» **Problem statement**
For the entries below, report every line that includes the word "unit".

(Dataset records)
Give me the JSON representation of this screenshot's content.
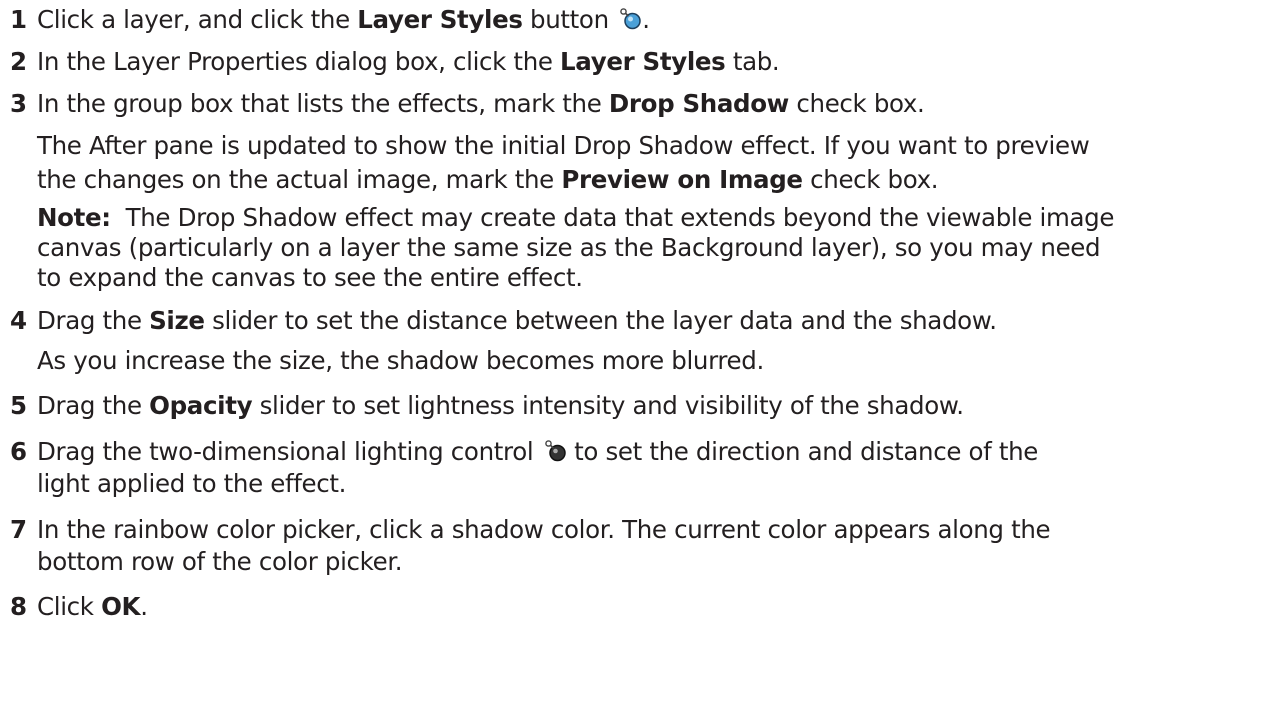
{
  "steps": [
    {
      "number": "1",
      "parts": [
        "Click a layer, and click the ",
        "Layer Styles",
        " button ",
        "."
      ],
      "icon": "layer-styles-icon",
      "icon_color": "#4aa0d8"
    },
    {
      "number": "2",
      "parts": [
        "In the Layer Properties dialog box, click the ",
        "Layer Styles",
        " tab."
      ]
    },
    {
      "number": "3",
      "parts": [
        "In the group box that lists the effects, mark the ",
        "Drop Shadow",
        " check box."
      ],
      "detail_line1": "The After pane is updated to show the initial Drop Shadow effect. If you want to preview",
      "detail_line2_parts": [
        "the changes on the actual image, mark the ",
        "Preview on Image",
        " check box."
      ],
      "note_label": "Note:",
      "note_line1": "The Drop Shadow effect may create data that extends beyond the viewable image",
      "note_line2": "canvas (particularly on a layer the same size as the Background layer), so you may need",
      "note_line3": "to expand the canvas to see the entire effect."
    },
    {
      "number": "4",
      "parts": [
        "Drag the ",
        "Size",
        " slider to set the distance between the layer data and the shadow."
      ],
      "detail": "As you increase the size, the shadow becomes more blurred."
    },
    {
      "number": "5",
      "parts": [
        "Drag the ",
        "Opacity",
        " slider to set lightness intensity and visibility of the shadow."
      ]
    },
    {
      "number": "6",
      "line1_parts": [
        "Drag the two-dimensional lighting control ",
        " to set the direction and distance of the"
      ],
      "line2": "light applied to the effect.",
      "icon": "lighting-control-icon",
      "icon_color": "#333333"
    },
    {
      "number": "7",
      "line1": "In the rainbow color picker, click a shadow color. The current color appears along the",
      "line2": "bottom row of the color picker."
    },
    {
      "number": "8",
      "parts": [
        "Click ",
        "OK",
        "."
      ]
    }
  ]
}
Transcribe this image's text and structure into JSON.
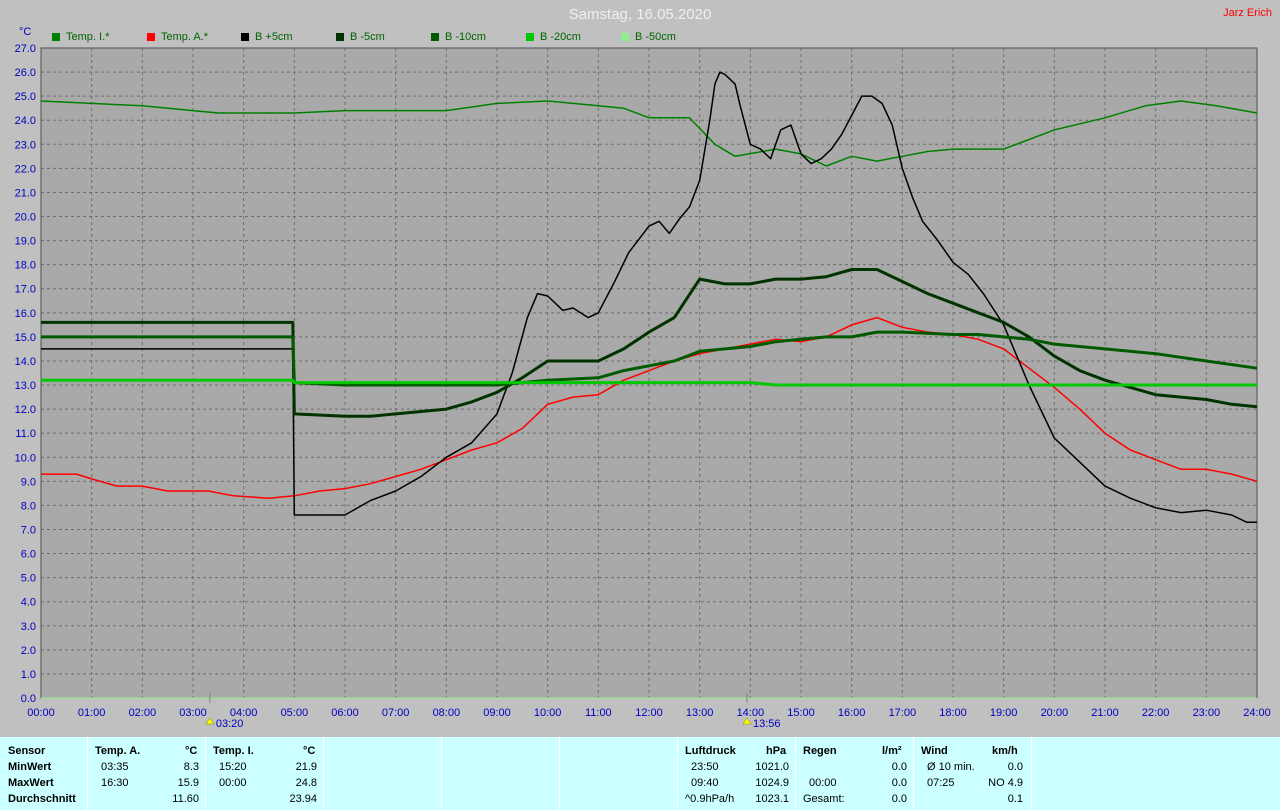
{
  "header": {
    "title": "Samstag, 16.05.2020",
    "author": "Jarz Erich",
    "unit": "°C"
  },
  "legend": [
    {
      "label": "Temp. I.*",
      "color": "#008000"
    },
    {
      "label": "Temp. A.*",
      "color": "#ff0000"
    },
    {
      "label": "B +5cm",
      "color": "#000000"
    },
    {
      "label": "B -5cm",
      "color": "#003300"
    },
    {
      "label": "B -10cm",
      "color": "#005a00"
    },
    {
      "label": "B -20cm",
      "color": "#00c800"
    },
    {
      "label": "B -50cm",
      "color": "#90ee90"
    }
  ],
  "markers": {
    "sunrise": "03:20",
    "sunset": "13:56"
  },
  "chart_data": {
    "type": "line",
    "title": "Samstag, 16.05.2020",
    "ylabel": "°C",
    "ylim": [
      0,
      27
    ],
    "xlim": [
      0,
      24
    ],
    "grid": true,
    "x_ticks": [
      "00:00",
      "01:00",
      "02:00",
      "03:00",
      "04:00",
      "05:00",
      "06:00",
      "07:00",
      "08:00",
      "09:00",
      "10:00",
      "11:00",
      "12:00",
      "13:00",
      "14:00",
      "15:00",
      "16:00",
      "17:00",
      "18:00",
      "19:00",
      "20:00",
      "21:00",
      "22:00",
      "23:00",
      "24:00"
    ],
    "y_ticks": [
      "0.0",
      "1.0",
      "2.0",
      "3.0",
      "4.0",
      "5.0",
      "6.0",
      "7.0",
      "8.0",
      "9.0",
      "10.0",
      "11.0",
      "12.0",
      "13.0",
      "14.0",
      "15.0",
      "16.0",
      "17.0",
      "18.0",
      "19.0",
      "20.0",
      "21.0",
      "22.0",
      "23.0",
      "24.0",
      "25.0",
      "26.0",
      "27.0"
    ],
    "series": [
      {
        "name": "Temp. I.*",
        "color": "#008000",
        "width": 1.5,
        "points": [
          [
            0,
            24.8
          ],
          [
            1,
            24.7
          ],
          [
            2,
            24.6
          ],
          [
            3,
            24.4
          ],
          [
            3.5,
            24.3
          ],
          [
            5,
            24.3
          ],
          [
            6,
            24.4
          ],
          [
            7,
            24.4
          ],
          [
            8,
            24.4
          ],
          [
            9,
            24.7
          ],
          [
            10,
            24.8
          ],
          [
            11,
            24.6
          ],
          [
            11.5,
            24.5
          ],
          [
            12,
            24.1
          ],
          [
            12.8,
            24.1
          ],
          [
            13.3,
            23.0
          ],
          [
            13.7,
            22.5
          ],
          [
            14.5,
            22.8
          ],
          [
            15,
            22.6
          ],
          [
            15.5,
            22.1
          ],
          [
            16,
            22.5
          ],
          [
            16.5,
            22.3
          ],
          [
            17,
            22.5
          ],
          [
            17.5,
            22.7
          ],
          [
            18,
            22.8
          ],
          [
            19,
            22.8
          ],
          [
            19.5,
            23.2
          ],
          [
            20,
            23.6
          ],
          [
            21,
            24.1
          ],
          [
            21.8,
            24.6
          ],
          [
            22.5,
            24.8
          ],
          [
            23.2,
            24.6
          ],
          [
            24,
            24.3
          ]
        ]
      },
      {
        "name": "Temp. A.*",
        "color": "#ff0000",
        "width": 1.5,
        "points": [
          [
            0,
            9.3
          ],
          [
            0.7,
            9.3
          ],
          [
            1,
            9.1
          ],
          [
            1.5,
            8.8
          ],
          [
            2,
            8.8
          ],
          [
            2.5,
            8.6
          ],
          [
            3.3,
            8.6
          ],
          [
            3.8,
            8.4
          ],
          [
            4.5,
            8.3
          ],
          [
            5,
            8.4
          ],
          [
            5.5,
            8.6
          ],
          [
            6,
            8.7
          ],
          [
            6.5,
            8.9
          ],
          [
            7,
            9.2
          ],
          [
            7.5,
            9.5
          ],
          [
            8,
            9.9
          ],
          [
            8.5,
            10.3
          ],
          [
            9,
            10.6
          ],
          [
            9.5,
            11.2
          ],
          [
            10,
            12.2
          ],
          [
            10.5,
            12.5
          ],
          [
            11,
            12.6
          ],
          [
            11.5,
            13.2
          ],
          [
            12,
            13.6
          ],
          [
            12.5,
            14.0
          ],
          [
            13,
            14.3
          ],
          [
            13.5,
            14.5
          ],
          [
            14,
            14.7
          ],
          [
            14.5,
            14.9
          ],
          [
            15,
            14.8
          ],
          [
            15.5,
            15.0
          ],
          [
            16,
            15.5
          ],
          [
            16.5,
            15.8
          ],
          [
            17,
            15.4
          ],
          [
            17.5,
            15.2
          ],
          [
            18,
            15.1
          ],
          [
            18.5,
            14.9
          ],
          [
            19,
            14.5
          ],
          [
            19.5,
            13.7
          ],
          [
            20,
            12.9
          ],
          [
            20.5,
            12.0
          ],
          [
            21,
            11.0
          ],
          [
            21.5,
            10.3
          ],
          [
            22,
            9.9
          ],
          [
            22.5,
            9.5
          ],
          [
            23,
            9.5
          ],
          [
            23.5,
            9.3
          ],
          [
            24,
            9.0
          ]
        ]
      },
      {
        "name": "B +5cm",
        "color": "#000000",
        "width": 1.5,
        "points": [
          [
            0,
            14.5
          ],
          [
            4.97,
            14.5
          ],
          [
            5.0,
            7.6
          ],
          [
            6,
            7.6
          ],
          [
            6.5,
            8.2
          ],
          [
            7,
            8.6
          ],
          [
            7.5,
            9.2
          ],
          [
            8,
            10.0
          ],
          [
            8.5,
            10.6
          ],
          [
            9,
            11.8
          ],
          [
            9.3,
            13.5
          ],
          [
            9.6,
            15.8
          ],
          [
            9.8,
            16.8
          ],
          [
            10,
            16.7
          ],
          [
            10.3,
            16.1
          ],
          [
            10.5,
            16.2
          ],
          [
            10.8,
            15.8
          ],
          [
            11,
            16.0
          ],
          [
            11.3,
            17.2
          ],
          [
            11.6,
            18.5
          ],
          [
            12,
            19.6
          ],
          [
            12.2,
            19.8
          ],
          [
            12.4,
            19.3
          ],
          [
            12.6,
            19.9
          ],
          [
            12.8,
            20.4
          ],
          [
            13,
            21.5
          ],
          [
            13.2,
            24.0
          ],
          [
            13.3,
            25.5
          ],
          [
            13.4,
            26.0
          ],
          [
            13.5,
            25.9
          ],
          [
            13.7,
            25.5
          ],
          [
            13.8,
            24.6
          ],
          [
            14,
            23.0
          ],
          [
            14.2,
            22.8
          ],
          [
            14.4,
            22.4
          ],
          [
            14.6,
            23.6
          ],
          [
            14.8,
            23.8
          ],
          [
            15,
            22.6
          ],
          [
            15.2,
            22.2
          ],
          [
            15.4,
            22.4
          ],
          [
            15.6,
            22.8
          ],
          [
            15.8,
            23.4
          ],
          [
            16,
            24.2
          ],
          [
            16.2,
            25.0
          ],
          [
            16.4,
            25.0
          ],
          [
            16.6,
            24.7
          ],
          [
            16.8,
            23.8
          ],
          [
            17,
            22.0
          ],
          [
            17.2,
            20.8
          ],
          [
            17.4,
            19.8
          ],
          [
            17.7,
            19.0
          ],
          [
            18,
            18.1
          ],
          [
            18.3,
            17.6
          ],
          [
            18.6,
            16.8
          ],
          [
            19,
            15.5
          ],
          [
            19.5,
            13.0
          ],
          [
            20,
            10.8
          ],
          [
            20.5,
            9.8
          ],
          [
            21,
            8.8
          ],
          [
            21.5,
            8.3
          ],
          [
            22,
            7.9
          ],
          [
            22.5,
            7.7
          ],
          [
            23,
            7.8
          ],
          [
            23.5,
            7.6
          ],
          [
            23.8,
            7.3
          ],
          [
            24,
            7.3
          ]
        ]
      },
      {
        "name": "B -5cm",
        "color": "#003300",
        "width": 3,
        "points": [
          [
            0,
            15.6
          ],
          [
            4.97,
            15.6
          ],
          [
            5.0,
            11.8
          ],
          [
            6,
            11.7
          ],
          [
            6.5,
            11.7
          ],
          [
            7,
            11.8
          ],
          [
            8,
            12.0
          ],
          [
            8.5,
            12.3
          ],
          [
            9,
            12.7
          ],
          [
            9.5,
            13.3
          ],
          [
            10,
            14.0
          ],
          [
            10.5,
            14.0
          ],
          [
            11,
            14.0
          ],
          [
            11.5,
            14.5
          ],
          [
            12,
            15.2
          ],
          [
            12.5,
            15.8
          ],
          [
            13,
            17.4
          ],
          [
            13.5,
            17.2
          ],
          [
            14,
            17.2
          ],
          [
            14.5,
            17.4
          ],
          [
            15,
            17.4
          ],
          [
            15.5,
            17.5
          ],
          [
            16,
            17.8
          ],
          [
            16.5,
            17.8
          ],
          [
            17,
            17.3
          ],
          [
            17.5,
            16.8
          ],
          [
            18,
            16.4
          ],
          [
            18.5,
            16.0
          ],
          [
            19,
            15.6
          ],
          [
            19.5,
            15.0
          ],
          [
            20,
            14.2
          ],
          [
            20.5,
            13.6
          ],
          [
            21,
            13.2
          ],
          [
            21.5,
            12.9
          ],
          [
            22,
            12.6
          ],
          [
            22.5,
            12.5
          ],
          [
            23,
            12.4
          ],
          [
            23.5,
            12.2
          ],
          [
            24,
            12.1
          ]
        ]
      },
      {
        "name": "B -10cm",
        "color": "#005a00",
        "width": 3,
        "points": [
          [
            0,
            15.0
          ],
          [
            4.97,
            15.0
          ],
          [
            5.0,
            13.1
          ],
          [
            6,
            13.0
          ],
          [
            7,
            13.0
          ],
          [
            8,
            13.0
          ],
          [
            9,
            13.0
          ],
          [
            9.5,
            13.1
          ],
          [
            10,
            13.2
          ],
          [
            11,
            13.3
          ],
          [
            11.5,
            13.6
          ],
          [
            12,
            13.8
          ],
          [
            12.5,
            14.0
          ],
          [
            13,
            14.4
          ],
          [
            14,
            14.6
          ],
          [
            14.5,
            14.8
          ],
          [
            15,
            14.9
          ],
          [
            15.5,
            15.0
          ],
          [
            16,
            15.0
          ],
          [
            16.5,
            15.2
          ],
          [
            17,
            15.2
          ],
          [
            18,
            15.1
          ],
          [
            18.5,
            15.1
          ],
          [
            19,
            15.0
          ],
          [
            19.5,
            14.9
          ],
          [
            20,
            14.7
          ],
          [
            21,
            14.5
          ],
          [
            22,
            14.3
          ],
          [
            23,
            14.0
          ],
          [
            24,
            13.7
          ]
        ]
      },
      {
        "name": "B -20cm",
        "color": "#00c800",
        "width": 3,
        "points": [
          [
            0,
            13.2
          ],
          [
            4.97,
            13.2
          ],
          [
            5.0,
            13.1
          ],
          [
            6,
            13.1
          ],
          [
            7,
            13.1
          ],
          [
            8,
            13.1
          ],
          [
            9,
            13.1
          ],
          [
            10,
            13.1
          ],
          [
            11,
            13.1
          ],
          [
            12,
            13.1
          ],
          [
            13,
            13.1
          ],
          [
            14,
            13.1
          ],
          [
            14.5,
            13.0
          ],
          [
            15,
            13.0
          ],
          [
            16,
            13.0
          ],
          [
            17,
            13.0
          ],
          [
            18,
            13.0
          ],
          [
            19,
            13.0
          ],
          [
            20,
            13.0
          ],
          [
            21,
            13.0
          ],
          [
            22,
            13.0
          ],
          [
            23,
            13.0
          ],
          [
            24,
            13.0
          ]
        ]
      },
      {
        "name": "B -50cm",
        "color": "#90ee90",
        "width": 1,
        "points": [
          [
            0,
            0.0
          ],
          [
            24,
            0.0
          ]
        ]
      }
    ]
  },
  "table": {
    "sensor": {
      "title": "Sensor",
      "rows": [
        "MinWert",
        "MaxWert",
        "Durchschnitt"
      ]
    },
    "temp_a": {
      "title": "Temp. A.",
      "unit": "°C",
      "min_time": "03:35",
      "min_val": "8.3",
      "max_time": "16:30",
      "max_val": "15.9",
      "avg": "11.60"
    },
    "temp_i": {
      "title": "Temp. I.",
      "unit": "°C",
      "min_time": "15:20",
      "min_val": "21.9",
      "max_time": "00:00",
      "max_val": "24.8",
      "avg": "23.94"
    },
    "pressure": {
      "title": "Luftdruck",
      "unit": "hPa",
      "min_time": "23:50",
      "min_val": "1021.0",
      "max_time": "09:40",
      "max_val": "1024.9",
      "trend": "^0.9hPa/h",
      "current": "1023.1"
    },
    "rain": {
      "title": "Regen",
      "unit": "l/m²",
      "time": "00:00",
      "val1": "0.0",
      "val2": "0.0",
      "total_label": "Gesamt:",
      "total": "0.0"
    },
    "wind": {
      "title": "Wind",
      "unit": "km/h",
      "avg_label": "Ø 10 min.",
      "avg": "0.0",
      "max_time": "07:25",
      "max_val": "NO 4.9",
      "mean": "0.1"
    }
  }
}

» **Exercise response**
    "unit": "°C"
      "unit": "°C",
      "unit": "°C",
      "unit": "hPa",
      "unit": "l/m²",
      "unit": "km/h",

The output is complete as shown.